_ACTION ITEM_. Make an exact copy of the records below. Include every line.

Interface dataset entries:
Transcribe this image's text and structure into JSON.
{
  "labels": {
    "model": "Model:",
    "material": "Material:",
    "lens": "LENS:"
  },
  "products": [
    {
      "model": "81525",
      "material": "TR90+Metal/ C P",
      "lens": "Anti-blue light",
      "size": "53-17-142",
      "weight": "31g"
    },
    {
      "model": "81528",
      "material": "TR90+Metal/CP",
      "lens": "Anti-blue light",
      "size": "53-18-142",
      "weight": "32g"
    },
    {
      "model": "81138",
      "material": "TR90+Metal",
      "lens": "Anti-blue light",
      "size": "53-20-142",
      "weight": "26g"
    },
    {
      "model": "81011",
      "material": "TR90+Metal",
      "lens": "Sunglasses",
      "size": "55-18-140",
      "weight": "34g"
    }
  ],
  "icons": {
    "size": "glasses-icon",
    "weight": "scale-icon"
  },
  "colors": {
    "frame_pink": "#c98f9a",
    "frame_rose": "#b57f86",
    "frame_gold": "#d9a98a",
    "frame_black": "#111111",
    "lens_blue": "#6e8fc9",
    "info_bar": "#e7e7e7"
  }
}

_WORKED SOLUTION_.
Transcribe this image's text and structure into JSON.
{
  "labels": {
    "model": "Model:",
    "material": "Material:",
    "lens": "LENS:"
  },
  "products": [
    {
      "model": "81525",
      "material": "TR90+Metal/ C P",
      "lens": "Anti-blue light",
      "size": "53-17-142",
      "weight": "31g"
    },
    {
      "model": "81528",
      "material": "TR90+Metal/CP",
      "lens": "Anti-blue light",
      "size": "53-18-142",
      "weight": "32g"
    },
    {
      "model": "81138",
      "material": "TR90+Metal",
      "lens": "Anti-blue light",
      "size": "53-20-142",
      "weight": "26g"
    },
    {
      "model": "81011",
      "material": "TR90+Metal",
      "lens": "Sunglasses",
      "size": "55-18-140",
      "weight": "34g"
    }
  ],
  "icons": {
    "size": "glasses-icon",
    "weight": "scale-icon"
  },
  "colors": {
    "frame_pink": "#c98f9a",
    "frame_rose": "#b57f86",
    "frame_gold": "#d9a98a",
    "frame_black": "#111111",
    "lens_blue": "#6e8fc9",
    "info_bar": "#e7e7e7"
  }
}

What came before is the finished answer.